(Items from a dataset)
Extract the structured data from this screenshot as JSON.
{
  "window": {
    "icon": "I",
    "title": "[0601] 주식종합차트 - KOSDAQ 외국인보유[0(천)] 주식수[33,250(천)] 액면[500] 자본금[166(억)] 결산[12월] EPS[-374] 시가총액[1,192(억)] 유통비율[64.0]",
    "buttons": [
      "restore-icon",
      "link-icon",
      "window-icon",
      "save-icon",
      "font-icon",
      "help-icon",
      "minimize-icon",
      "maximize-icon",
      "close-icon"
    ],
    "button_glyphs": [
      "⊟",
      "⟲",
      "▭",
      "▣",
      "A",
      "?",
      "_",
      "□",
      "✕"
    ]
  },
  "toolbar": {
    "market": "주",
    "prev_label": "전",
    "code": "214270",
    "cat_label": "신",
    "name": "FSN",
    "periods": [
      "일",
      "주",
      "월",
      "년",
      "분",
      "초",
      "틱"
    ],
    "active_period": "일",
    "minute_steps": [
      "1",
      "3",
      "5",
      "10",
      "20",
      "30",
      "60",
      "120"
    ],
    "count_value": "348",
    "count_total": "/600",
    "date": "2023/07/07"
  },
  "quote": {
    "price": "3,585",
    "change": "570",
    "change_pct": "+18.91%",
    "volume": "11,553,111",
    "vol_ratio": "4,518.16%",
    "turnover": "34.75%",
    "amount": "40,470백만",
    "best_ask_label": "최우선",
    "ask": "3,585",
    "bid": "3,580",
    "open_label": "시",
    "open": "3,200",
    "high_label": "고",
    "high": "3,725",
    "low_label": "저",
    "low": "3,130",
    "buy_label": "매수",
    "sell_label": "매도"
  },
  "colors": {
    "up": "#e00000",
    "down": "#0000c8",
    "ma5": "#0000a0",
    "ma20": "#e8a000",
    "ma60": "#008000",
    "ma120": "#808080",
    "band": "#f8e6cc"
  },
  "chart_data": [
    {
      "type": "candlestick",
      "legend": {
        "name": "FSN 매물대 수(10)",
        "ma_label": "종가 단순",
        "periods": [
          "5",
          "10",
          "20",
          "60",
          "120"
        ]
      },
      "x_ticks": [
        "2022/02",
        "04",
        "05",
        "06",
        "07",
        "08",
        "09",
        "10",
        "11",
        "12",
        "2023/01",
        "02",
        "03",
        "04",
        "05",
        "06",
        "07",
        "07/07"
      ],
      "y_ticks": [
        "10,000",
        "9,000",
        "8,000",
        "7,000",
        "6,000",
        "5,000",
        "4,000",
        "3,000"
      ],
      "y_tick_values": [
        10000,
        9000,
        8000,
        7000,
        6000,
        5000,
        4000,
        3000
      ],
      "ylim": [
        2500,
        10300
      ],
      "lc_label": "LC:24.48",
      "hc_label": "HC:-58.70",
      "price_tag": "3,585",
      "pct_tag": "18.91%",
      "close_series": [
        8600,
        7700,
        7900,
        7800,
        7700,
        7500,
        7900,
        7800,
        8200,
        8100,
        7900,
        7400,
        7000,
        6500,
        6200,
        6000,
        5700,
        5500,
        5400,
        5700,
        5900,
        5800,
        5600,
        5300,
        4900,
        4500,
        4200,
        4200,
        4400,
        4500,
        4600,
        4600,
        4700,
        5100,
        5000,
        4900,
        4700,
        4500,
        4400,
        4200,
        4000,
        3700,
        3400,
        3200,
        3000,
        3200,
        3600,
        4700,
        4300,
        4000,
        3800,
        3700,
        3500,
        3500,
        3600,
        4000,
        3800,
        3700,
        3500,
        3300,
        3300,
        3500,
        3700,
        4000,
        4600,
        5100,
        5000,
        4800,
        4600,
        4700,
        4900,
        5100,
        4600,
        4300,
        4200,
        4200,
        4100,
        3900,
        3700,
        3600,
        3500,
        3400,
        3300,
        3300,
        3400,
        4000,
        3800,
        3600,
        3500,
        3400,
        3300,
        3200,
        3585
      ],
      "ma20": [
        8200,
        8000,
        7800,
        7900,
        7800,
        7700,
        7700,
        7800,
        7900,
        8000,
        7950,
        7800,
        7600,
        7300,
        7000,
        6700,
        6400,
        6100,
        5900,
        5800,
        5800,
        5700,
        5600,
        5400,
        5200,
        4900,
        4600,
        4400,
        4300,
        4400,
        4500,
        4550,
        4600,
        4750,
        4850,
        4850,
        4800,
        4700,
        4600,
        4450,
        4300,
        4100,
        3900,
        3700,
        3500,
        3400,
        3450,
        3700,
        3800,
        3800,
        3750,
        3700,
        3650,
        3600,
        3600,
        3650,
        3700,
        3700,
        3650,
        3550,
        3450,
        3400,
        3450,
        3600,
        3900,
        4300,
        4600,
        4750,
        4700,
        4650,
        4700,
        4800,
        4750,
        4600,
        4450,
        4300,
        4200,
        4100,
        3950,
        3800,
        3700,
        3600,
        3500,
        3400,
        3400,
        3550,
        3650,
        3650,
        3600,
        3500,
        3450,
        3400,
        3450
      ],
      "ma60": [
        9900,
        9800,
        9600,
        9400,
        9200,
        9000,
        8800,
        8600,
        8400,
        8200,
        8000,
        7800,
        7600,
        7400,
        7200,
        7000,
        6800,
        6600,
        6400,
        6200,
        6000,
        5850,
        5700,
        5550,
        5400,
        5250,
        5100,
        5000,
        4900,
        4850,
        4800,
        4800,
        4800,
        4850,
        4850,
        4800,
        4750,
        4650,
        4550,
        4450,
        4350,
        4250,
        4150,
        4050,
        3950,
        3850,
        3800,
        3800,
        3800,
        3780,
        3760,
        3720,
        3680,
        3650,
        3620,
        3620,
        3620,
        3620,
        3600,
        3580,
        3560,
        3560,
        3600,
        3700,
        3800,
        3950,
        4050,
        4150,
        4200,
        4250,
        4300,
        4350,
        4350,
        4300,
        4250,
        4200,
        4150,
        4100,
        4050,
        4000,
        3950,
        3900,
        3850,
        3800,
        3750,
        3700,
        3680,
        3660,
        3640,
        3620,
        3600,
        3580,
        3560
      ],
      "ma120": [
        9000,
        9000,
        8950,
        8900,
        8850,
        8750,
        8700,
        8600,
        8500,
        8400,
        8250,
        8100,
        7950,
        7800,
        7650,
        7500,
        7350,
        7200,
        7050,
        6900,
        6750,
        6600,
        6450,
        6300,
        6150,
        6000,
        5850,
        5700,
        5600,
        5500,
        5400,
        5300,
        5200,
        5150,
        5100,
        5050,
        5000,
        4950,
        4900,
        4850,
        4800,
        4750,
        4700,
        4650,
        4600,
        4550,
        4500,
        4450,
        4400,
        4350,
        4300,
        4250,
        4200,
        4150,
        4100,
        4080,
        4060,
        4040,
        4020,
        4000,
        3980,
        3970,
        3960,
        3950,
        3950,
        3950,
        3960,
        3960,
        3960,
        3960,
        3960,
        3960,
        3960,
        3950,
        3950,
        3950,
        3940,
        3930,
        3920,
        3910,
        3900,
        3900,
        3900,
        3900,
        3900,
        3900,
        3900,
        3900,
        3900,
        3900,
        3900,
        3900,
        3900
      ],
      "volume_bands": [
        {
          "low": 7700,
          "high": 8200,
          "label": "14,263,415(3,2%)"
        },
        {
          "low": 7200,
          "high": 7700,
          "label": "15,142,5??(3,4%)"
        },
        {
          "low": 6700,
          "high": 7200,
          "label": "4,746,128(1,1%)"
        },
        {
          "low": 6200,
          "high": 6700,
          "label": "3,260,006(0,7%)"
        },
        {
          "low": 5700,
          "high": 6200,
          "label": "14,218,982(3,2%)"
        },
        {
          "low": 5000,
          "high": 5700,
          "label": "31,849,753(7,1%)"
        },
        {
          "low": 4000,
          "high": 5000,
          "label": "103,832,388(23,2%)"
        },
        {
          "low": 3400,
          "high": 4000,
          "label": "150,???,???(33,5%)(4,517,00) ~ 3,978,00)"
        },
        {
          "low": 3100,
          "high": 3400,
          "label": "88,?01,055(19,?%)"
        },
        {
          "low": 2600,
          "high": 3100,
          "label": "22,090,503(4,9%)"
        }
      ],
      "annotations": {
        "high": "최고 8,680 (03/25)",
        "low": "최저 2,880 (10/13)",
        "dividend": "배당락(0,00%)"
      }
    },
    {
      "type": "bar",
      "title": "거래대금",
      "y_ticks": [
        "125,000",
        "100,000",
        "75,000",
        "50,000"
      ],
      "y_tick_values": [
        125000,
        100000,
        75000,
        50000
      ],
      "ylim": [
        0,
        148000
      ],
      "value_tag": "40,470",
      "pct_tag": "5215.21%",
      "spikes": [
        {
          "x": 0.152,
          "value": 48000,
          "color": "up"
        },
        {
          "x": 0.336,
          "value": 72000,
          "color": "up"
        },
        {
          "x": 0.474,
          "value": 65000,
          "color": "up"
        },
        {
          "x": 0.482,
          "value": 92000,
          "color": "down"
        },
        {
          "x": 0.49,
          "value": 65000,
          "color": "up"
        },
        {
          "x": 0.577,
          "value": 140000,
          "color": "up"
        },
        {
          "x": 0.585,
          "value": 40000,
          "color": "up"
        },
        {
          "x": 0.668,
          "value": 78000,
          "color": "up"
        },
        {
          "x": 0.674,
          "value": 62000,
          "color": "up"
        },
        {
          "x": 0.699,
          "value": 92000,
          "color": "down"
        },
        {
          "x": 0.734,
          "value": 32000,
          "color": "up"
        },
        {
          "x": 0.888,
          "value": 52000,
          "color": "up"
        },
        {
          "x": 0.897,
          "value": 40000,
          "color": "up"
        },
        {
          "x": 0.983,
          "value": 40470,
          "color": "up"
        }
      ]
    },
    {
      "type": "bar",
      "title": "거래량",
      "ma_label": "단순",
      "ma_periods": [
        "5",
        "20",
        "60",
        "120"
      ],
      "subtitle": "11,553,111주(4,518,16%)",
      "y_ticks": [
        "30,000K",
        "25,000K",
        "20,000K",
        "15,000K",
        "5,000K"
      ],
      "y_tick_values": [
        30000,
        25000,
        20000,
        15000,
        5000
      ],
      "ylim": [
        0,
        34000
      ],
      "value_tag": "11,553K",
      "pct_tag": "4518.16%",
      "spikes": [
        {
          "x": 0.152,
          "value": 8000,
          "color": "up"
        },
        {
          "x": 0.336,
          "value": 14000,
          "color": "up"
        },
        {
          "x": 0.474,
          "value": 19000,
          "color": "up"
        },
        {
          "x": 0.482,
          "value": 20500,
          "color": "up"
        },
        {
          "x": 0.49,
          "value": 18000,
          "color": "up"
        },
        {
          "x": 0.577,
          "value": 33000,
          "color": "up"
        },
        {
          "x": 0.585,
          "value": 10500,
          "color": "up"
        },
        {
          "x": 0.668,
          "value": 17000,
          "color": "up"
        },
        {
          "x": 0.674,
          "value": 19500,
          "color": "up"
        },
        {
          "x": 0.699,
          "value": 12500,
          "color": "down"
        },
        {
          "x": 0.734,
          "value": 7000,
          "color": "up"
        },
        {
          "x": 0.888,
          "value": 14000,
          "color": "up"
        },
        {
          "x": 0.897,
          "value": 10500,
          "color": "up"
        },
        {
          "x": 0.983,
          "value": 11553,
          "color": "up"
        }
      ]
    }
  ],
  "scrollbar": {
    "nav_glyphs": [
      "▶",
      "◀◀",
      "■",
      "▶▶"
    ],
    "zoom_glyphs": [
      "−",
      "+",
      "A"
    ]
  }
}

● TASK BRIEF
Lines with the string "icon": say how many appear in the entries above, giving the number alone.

● SOLUTION FOR THIS PROBLEM
10